This morning marked another IEP meeting.  Looking back, the journey it took to get an IEP and the years of struggles along the way was all worth it now.  Kyle's IEP team is great.  It is nice to leave a school meeting refreshed now, instead of frustrated and furious.  Now it is just meeting a tweaking accommodations and supports that are in place.  Also, since we are rapidly approaching the end of the school year, it was time to discuss the possibility of summer school.

Kyle's academic level does not qualify him for academic summer school, but they felt that he qualified for summer school for social skills.  We had discussed this briefly a couple of months ago and I have been struggling with my opinions since.

We do a lot of 'stuff' during the summer that we just aren't able to do during the school year.  We basically live at the Montshire Museum of Science and Six Flags.  Who has time to fit in summer school?  Sending him to summer school would take away from my time with him.  But then again...I have to remember that it is his time, not mine, and that I mainly needed to look at what was best for him.

I also talked with Kyle about summer school.  To my amazement he was excited.  Seriously?  What kid wants to go to summer school?  Apparently mine.  So, I went to the meeting with an open mind.

Summer school for social skills is held four days a week just for half a day.  They do a variety of things in this group.  For instance, Mondays they plan on what they are going to prepare for lunch on Tuesday, they compile a shopping list, split it among the group and take off to the grocery store.  They are responsible for locating the items, asking the appropriate person for help when needed and paying for the items and making sure they have the correct change.  They also incorporate in the program bal-a-vis-x which I just learned about today and sounds wonderful.  Here's the link

Summer school runs for five weeks, in which one of those weeks we will be in Florida, so he really is only going for four weeks.  I could take up pages and pages writing about all of the positive aspects of this program but I'll save it for outside discussion if you would like to know more. 

One other added benefit is that Kyle is going to take the bus.  Currently Kyle is dropped off and picked up at school by us.  We are not required to do this, the bus stops right near our house, but a few years ago he was having difficulty on the bus and it was just easier all around to pick him up and drop him off.  This summer he will ride the bus with less people and can hopefully transition to regular school transportation next year.  He will probably still need to be placed behind the bus driver, but it will be that much more social exposure that he gets.

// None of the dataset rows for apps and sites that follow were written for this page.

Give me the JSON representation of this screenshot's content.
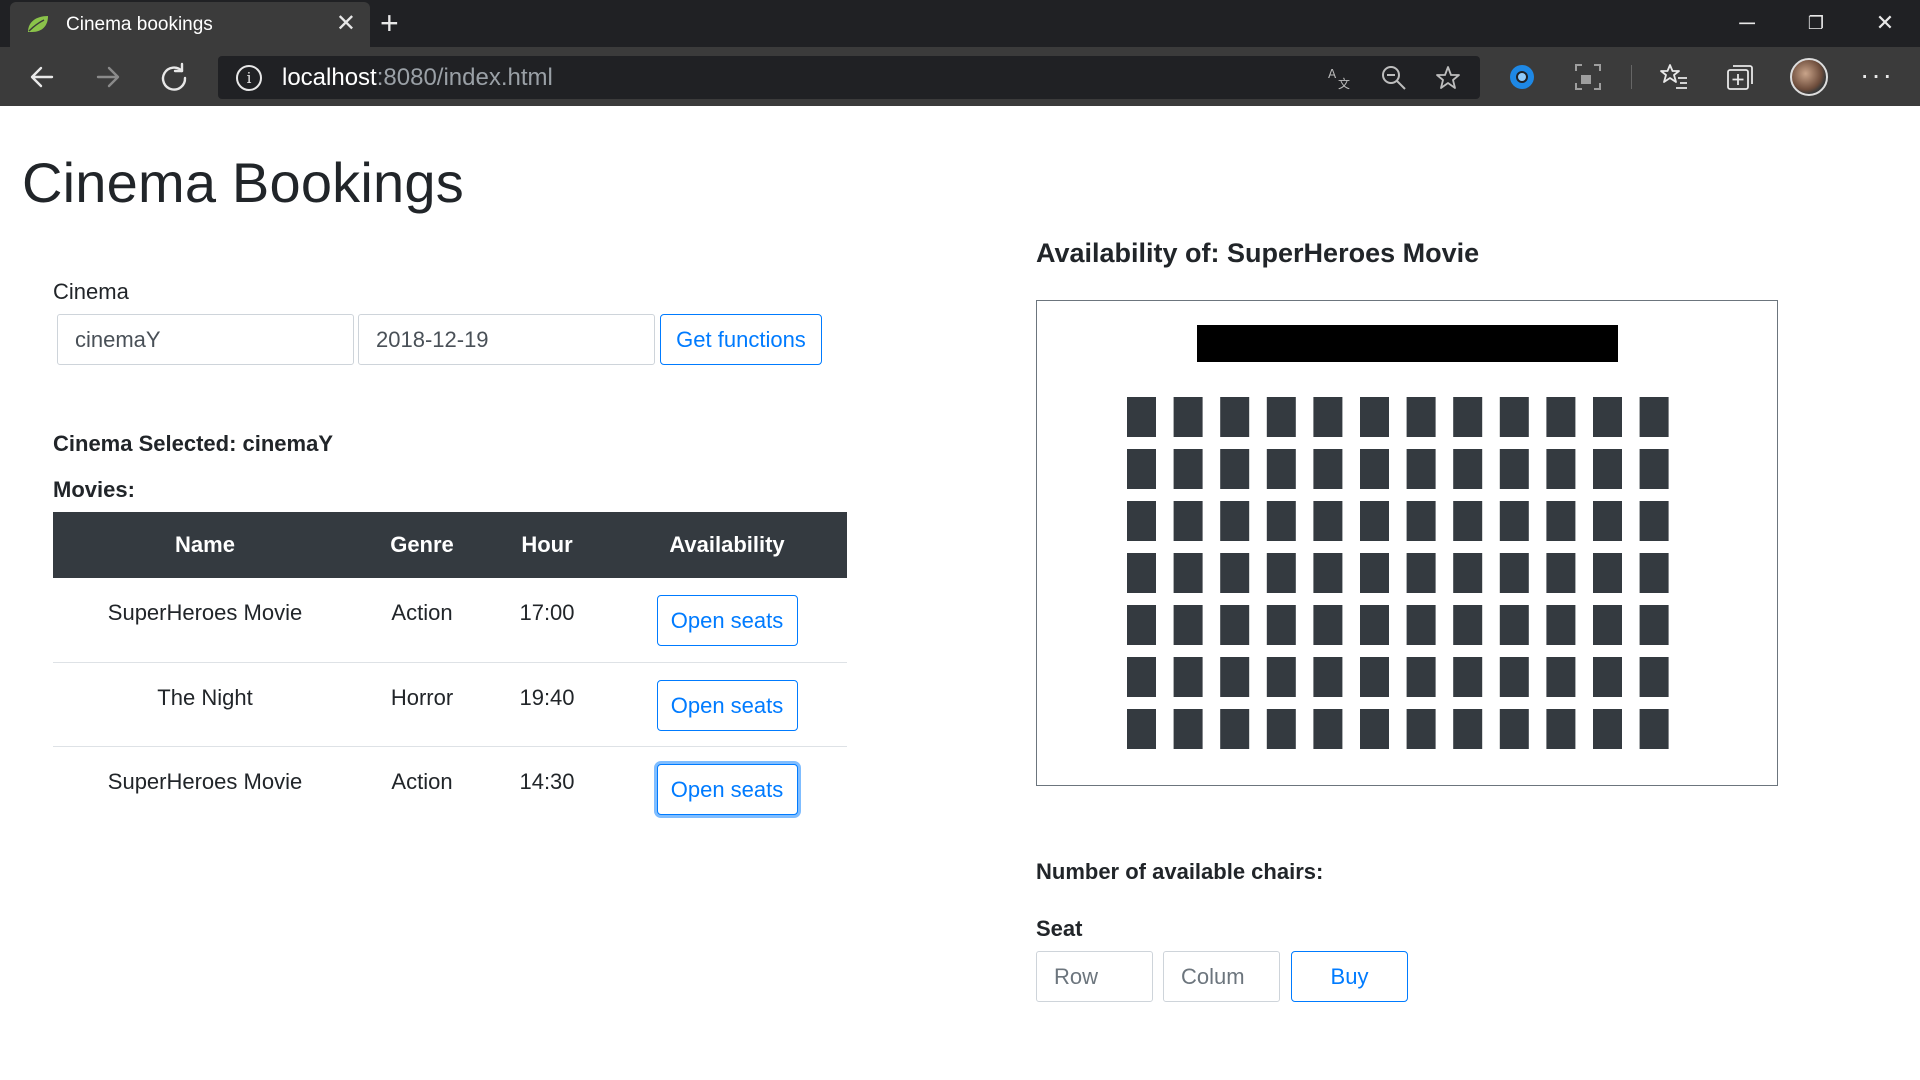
{
  "browser": {
    "tab_title": "Cinema bookings",
    "url_host": "localhost",
    "url_rest": ":8080/index.html"
  },
  "page": {
    "title": "Cinema Bookings",
    "cinema_label": "Cinema",
    "cinema_value": "cinemaY",
    "date_value": "2018-12-19",
    "get_functions_label": "Get functions",
    "cinema_selected_label": "Cinema Selected: cinemaY",
    "movies_label": "Movies:",
    "table": {
      "headers": [
        "Name",
        "Genre",
        "Hour",
        "Availability"
      ],
      "rows": [
        {
          "name": "SuperHeroes Movie",
          "genre": "Action",
          "hour": "17:00",
          "button": "Open seats"
        },
        {
          "name": "The Night",
          "genre": "Horror",
          "hour": "19:40",
          "button": "Open seats"
        },
        {
          "name": "SuperHeroes Movie",
          "genre": "Action",
          "hour": "14:30",
          "button": "Open seats"
        }
      ]
    },
    "availability_title": "Availability of: SuperHeroes Movie",
    "seat_grid": {
      "rows": 7,
      "columns": 12,
      "seat_color": "#343a40",
      "screen_color": "#000000"
    },
    "available_chairs_label": "Number of available chairs:",
    "seat_label": "Seat",
    "row_placeholder": "Row",
    "column_placeholder": "Colum",
    "buy_label": "Buy"
  },
  "colors": {
    "accent": "#007bff",
    "table_header": "#343a40",
    "chrome_dark": "#202124",
    "chrome_toolbar": "#3b3b3b"
  }
}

This is such a great opportunity for Kyle that I am glad he is able to participate it.  I will definitely blog about how the program goes this summer.  <3